Nicholas Latifi (Qualified 18th, finished 15th) - 6

Latifi could only manage 18th in qualifying after his shunt at Swimming Pool in FP3 left Williams with limited time to repair his car. The Canadian enjoyed a solid race, finishing just behind teammate Russell having run several laps longer than the Brit before making his only pit stop of the afternoon.

Yuki Tsunoda (Qualified 16th, finished 16th) - 3

Another underwhelming performance from Tsunoda. The Japanese rookie never looked comfortable around the principality, with his clash with the barriers at the Swimming Pool chicane in FP2 surely knocking his confidence. He was ultimately beaten by both Williams drivers on his way to 16th.

Nikita Mazepin (Qualified 19th, finished 17th) - 6

An error-free weekend for Mazepin as he looked more at home this weekend in Monaco. Whether he would have beaten teammate Mick Schumacher in qualifying is uncertain, but the Russian looked a closer match over one lap. He was overtaken by his teammate into the hairpin on the opening lap, however, managed to get back ahead after his teammate suffered a temporary loss of power which was related to a fuel pressure pick up problem.

Mick Schumacher (Qualified 20th, finished 18th) - 6

Schumacher’s shunt in FP3 meant he was unable to take part in qualifying. An impressive overtake on teammate Mazepin into the hairpin was the highlight of his afternoon as he then dropped behind him due to the aforementioned fuel pressure pick up issue. Once fixed, Schumacher closed to the back of his teammate but was ordered by the team to sit behind him. Without the technical gremlin, Schumacher would have finished 17th.

Valtteri Bottas (Qualified 2nd, DNF) - 8

For the first time in a long time, Bottas was the outright fastest Mercedes throughout qualifying and on race day. A late setup change gave Bottas the confidence and tyre temperature needed to challenge for pole position, while teammate Hamilton could only muster seventh. Had it not been for Leclerc’s shunt in qualifying, Bottas - like Verstappen and Sainz, had a serious shot at pole. Regardless, the Finn had to settle for third on the grid - second once it was clear Leclerc couldn’t start the race. Bottas had a better start than Verstappen, but couldn’t pass as the Dutchman shut the door.

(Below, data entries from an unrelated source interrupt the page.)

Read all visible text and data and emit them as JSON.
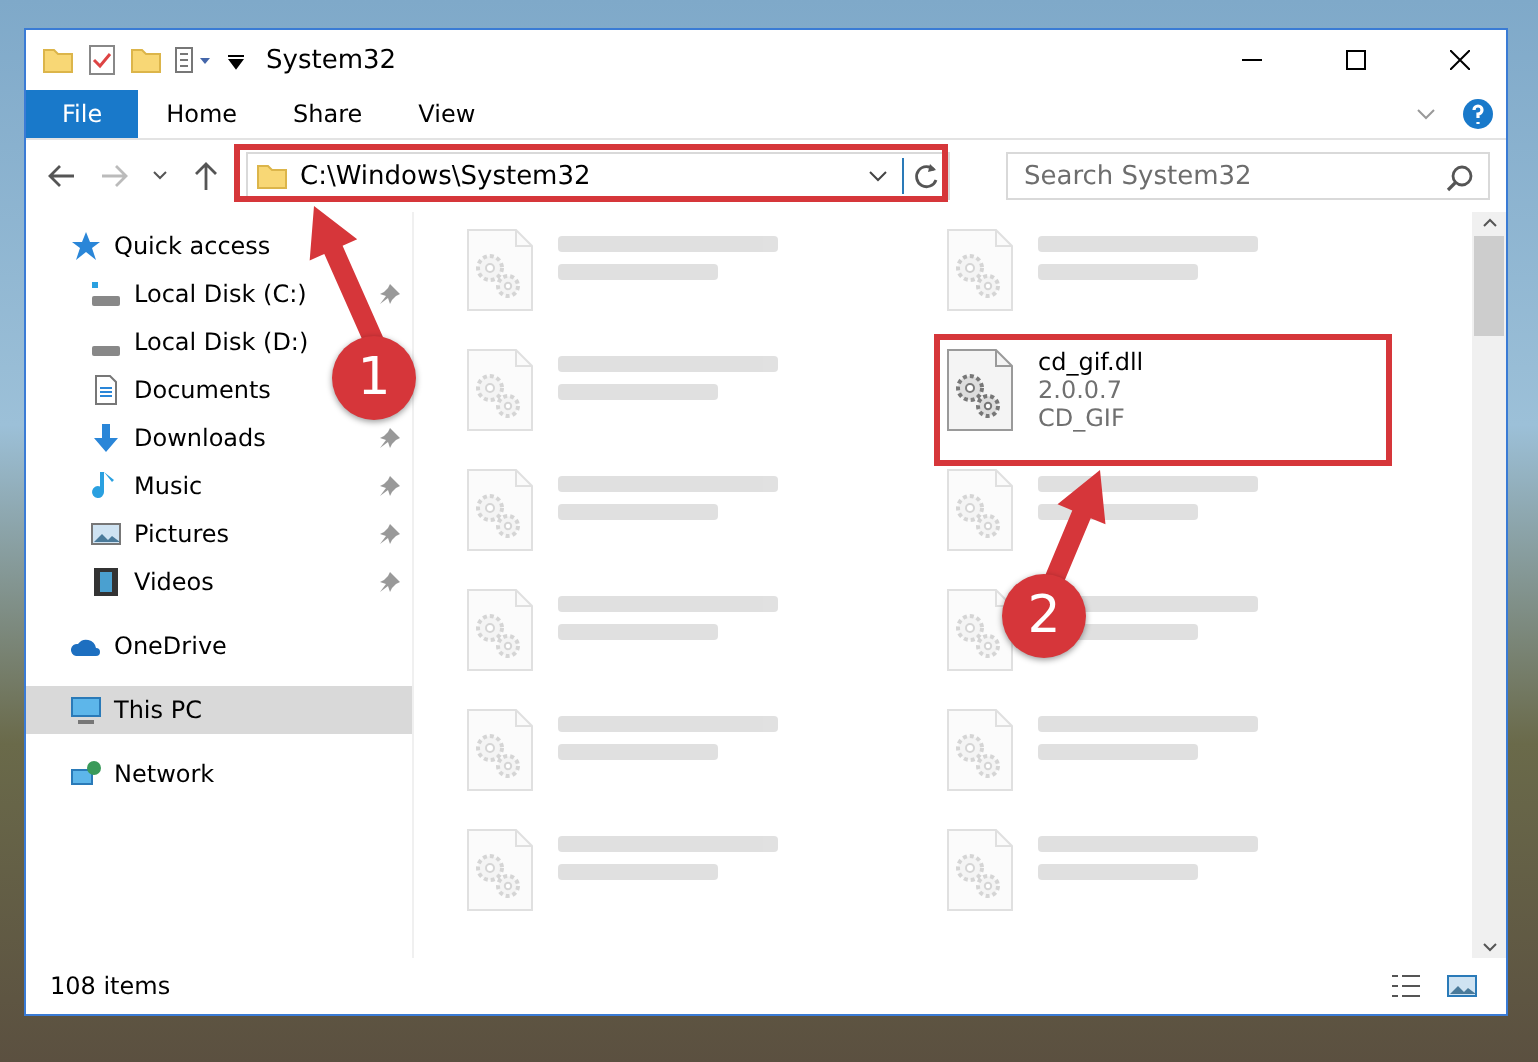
{
  "window": {
    "title": "System32"
  },
  "ribbon": {
    "tabs": [
      {
        "label": "File",
        "kind": "file"
      },
      {
        "label": "Home",
        "kind": "tab"
      },
      {
        "label": "Share",
        "kind": "tab"
      },
      {
        "label": "View",
        "kind": "tab"
      }
    ]
  },
  "address_bar": {
    "path": "C:\\Windows\\System32"
  },
  "search": {
    "placeholder": "Search System32"
  },
  "sidebar": {
    "items": [
      {
        "label": "Quick access",
        "kind": "star",
        "selected": false,
        "children": [
          {
            "label": "Local Disk (C:)",
            "kind": "drive-c",
            "pinned": true
          },
          {
            "label": "Local Disk (D:)",
            "kind": "drive",
            "pinned": false
          },
          {
            "label": "Documents",
            "kind": "documents",
            "pinned": false
          },
          {
            "label": "Downloads",
            "kind": "downloads",
            "pinned": true
          },
          {
            "label": "Music",
            "kind": "music",
            "pinned": true
          },
          {
            "label": "Pictures",
            "kind": "pictures",
            "pinned": true
          },
          {
            "label": "Videos",
            "kind": "videos",
            "pinned": true
          }
        ]
      },
      {
        "label": "OneDrive",
        "kind": "cloud",
        "selected": false
      },
      {
        "label": "This PC",
        "kind": "pc",
        "selected": true
      },
      {
        "label": "Network",
        "kind": "network",
        "selected": false
      }
    ]
  },
  "files": [
    {
      "kind": "faded"
    },
    {
      "kind": "faded"
    },
    {
      "kind": "faded"
    },
    {
      "name": "cd_gif.dll",
      "details": [
        "2.0.0.7",
        "CD_GIF"
      ],
      "kind": "focused"
    },
    {
      "kind": "faded"
    },
    {
      "kind": "faded"
    },
    {
      "kind": "faded"
    },
    {
      "kind": "faded"
    },
    {
      "kind": "faded"
    },
    {
      "kind": "faded"
    },
    {
      "kind": "faded"
    },
    {
      "kind": "faded"
    }
  ],
  "status_bar": {
    "count": "108 items"
  },
  "annotations": [
    {
      "number": "1"
    },
    {
      "number": "2"
    }
  ]
}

The Mercedes driver dropped to around five seconds behind before making his pit stop on Lap 30. Mercedes’ mechanics couldn’t remove Bottas’ front-right tyre due to a damaged wheel nut, forcing him to retire and costing him a podium finish in Monaco.

Charles Leclerc (Qualified 1st, DNS) - N/A

Leclerc stormed to a sensational pole on Saturday as he claimed Ferrari’s first since Mexico 2019. His crash at the end of Q3 meant his benchmark couldn’t be beaten by the likes of Verstappen and Bottas. It remains unclear whether his crash in qualifying directly caused the driveshaft issue he suffered on his way to the grid, but it was still a great chance for Leclerc to win on home soil. 

Agree or disagree with our ratings? Let us know in the comments below!